BEGIN
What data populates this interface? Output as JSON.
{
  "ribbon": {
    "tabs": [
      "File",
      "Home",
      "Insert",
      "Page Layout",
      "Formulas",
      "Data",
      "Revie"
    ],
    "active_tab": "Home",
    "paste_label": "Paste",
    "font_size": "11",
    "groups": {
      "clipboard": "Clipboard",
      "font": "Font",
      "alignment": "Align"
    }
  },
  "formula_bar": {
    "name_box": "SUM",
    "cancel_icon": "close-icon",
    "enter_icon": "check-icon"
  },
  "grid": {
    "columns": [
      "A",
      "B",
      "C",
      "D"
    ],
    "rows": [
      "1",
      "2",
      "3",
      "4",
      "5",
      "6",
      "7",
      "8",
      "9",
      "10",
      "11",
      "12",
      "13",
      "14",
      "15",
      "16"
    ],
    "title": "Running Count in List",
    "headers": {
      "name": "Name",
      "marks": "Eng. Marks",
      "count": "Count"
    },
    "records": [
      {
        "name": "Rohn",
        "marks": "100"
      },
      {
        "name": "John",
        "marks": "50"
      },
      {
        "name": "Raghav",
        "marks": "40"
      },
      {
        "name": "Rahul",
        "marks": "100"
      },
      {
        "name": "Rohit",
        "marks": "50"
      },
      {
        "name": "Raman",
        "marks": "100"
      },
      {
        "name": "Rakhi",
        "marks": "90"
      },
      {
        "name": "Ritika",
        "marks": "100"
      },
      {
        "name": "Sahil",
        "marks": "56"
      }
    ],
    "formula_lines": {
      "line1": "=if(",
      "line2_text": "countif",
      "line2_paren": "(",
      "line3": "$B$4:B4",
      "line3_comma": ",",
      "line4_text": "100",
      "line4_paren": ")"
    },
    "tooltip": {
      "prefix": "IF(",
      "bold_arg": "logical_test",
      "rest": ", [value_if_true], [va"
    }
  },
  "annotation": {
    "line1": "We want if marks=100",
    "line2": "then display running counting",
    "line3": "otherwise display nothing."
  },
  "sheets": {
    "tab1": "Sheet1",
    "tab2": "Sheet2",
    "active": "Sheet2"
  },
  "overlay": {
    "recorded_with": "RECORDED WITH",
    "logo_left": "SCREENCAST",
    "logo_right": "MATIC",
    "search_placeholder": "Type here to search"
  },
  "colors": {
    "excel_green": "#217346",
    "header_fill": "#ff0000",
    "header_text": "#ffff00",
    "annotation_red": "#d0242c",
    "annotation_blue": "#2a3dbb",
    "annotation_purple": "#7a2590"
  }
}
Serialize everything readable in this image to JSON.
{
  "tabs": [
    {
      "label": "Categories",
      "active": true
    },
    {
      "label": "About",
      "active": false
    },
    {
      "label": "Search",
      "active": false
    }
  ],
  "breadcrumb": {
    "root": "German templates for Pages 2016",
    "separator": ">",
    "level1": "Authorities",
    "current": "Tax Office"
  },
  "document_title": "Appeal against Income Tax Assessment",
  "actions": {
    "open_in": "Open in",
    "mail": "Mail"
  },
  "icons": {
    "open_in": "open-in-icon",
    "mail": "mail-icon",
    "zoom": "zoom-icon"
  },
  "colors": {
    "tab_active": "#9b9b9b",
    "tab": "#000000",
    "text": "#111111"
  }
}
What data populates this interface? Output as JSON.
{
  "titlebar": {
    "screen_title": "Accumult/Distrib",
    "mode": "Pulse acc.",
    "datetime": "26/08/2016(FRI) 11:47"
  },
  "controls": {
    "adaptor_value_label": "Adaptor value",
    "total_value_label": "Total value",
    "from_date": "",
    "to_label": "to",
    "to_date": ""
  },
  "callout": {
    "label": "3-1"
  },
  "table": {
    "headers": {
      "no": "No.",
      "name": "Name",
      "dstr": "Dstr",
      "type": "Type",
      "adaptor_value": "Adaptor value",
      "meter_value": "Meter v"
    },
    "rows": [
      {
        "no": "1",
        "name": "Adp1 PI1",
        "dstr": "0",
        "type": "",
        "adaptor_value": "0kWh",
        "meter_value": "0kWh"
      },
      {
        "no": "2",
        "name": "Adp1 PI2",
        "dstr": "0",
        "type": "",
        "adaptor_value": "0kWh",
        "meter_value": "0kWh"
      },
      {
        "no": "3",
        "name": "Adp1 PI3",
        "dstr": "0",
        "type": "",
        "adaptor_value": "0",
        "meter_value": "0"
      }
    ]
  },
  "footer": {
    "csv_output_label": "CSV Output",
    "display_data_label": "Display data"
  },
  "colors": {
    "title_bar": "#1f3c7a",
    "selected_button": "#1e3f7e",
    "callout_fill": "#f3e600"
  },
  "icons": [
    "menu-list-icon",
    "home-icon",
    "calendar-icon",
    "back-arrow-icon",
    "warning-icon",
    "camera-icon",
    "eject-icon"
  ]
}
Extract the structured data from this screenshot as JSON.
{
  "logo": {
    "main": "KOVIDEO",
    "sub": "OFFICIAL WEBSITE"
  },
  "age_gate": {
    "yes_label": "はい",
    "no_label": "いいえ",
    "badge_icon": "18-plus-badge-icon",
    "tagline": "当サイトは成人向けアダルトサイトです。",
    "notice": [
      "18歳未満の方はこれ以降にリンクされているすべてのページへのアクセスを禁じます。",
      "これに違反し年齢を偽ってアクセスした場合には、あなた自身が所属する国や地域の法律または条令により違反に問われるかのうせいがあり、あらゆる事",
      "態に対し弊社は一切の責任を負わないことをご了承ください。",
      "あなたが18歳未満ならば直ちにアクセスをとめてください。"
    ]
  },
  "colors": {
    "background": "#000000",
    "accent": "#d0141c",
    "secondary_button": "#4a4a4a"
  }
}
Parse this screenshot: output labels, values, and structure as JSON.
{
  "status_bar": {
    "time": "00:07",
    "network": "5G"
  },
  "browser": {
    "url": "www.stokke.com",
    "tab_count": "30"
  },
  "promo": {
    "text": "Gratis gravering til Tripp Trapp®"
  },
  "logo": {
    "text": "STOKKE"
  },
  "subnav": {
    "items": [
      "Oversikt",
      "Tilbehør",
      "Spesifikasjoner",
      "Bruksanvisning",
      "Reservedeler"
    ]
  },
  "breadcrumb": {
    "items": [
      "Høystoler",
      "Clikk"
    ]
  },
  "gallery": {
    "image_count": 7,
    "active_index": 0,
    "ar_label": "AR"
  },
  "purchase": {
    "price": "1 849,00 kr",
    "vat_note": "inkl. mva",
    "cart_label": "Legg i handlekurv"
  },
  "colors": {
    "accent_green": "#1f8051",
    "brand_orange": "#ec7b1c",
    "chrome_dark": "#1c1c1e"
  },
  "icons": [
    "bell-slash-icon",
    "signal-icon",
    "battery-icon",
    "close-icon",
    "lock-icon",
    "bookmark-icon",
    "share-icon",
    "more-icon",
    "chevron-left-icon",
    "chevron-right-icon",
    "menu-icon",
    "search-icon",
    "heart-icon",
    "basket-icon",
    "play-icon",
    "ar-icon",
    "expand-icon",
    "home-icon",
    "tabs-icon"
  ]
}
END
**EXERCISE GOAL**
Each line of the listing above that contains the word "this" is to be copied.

**SOLUTION**
What data populates this interface? Output as JSON.
Serialize everything readable in this image to JSON.
What data populates this interface? Output as JSON.
Extract the structured data from this screenshot as JSON.
Parse this screenshot: output labels, values, and structure as JSON.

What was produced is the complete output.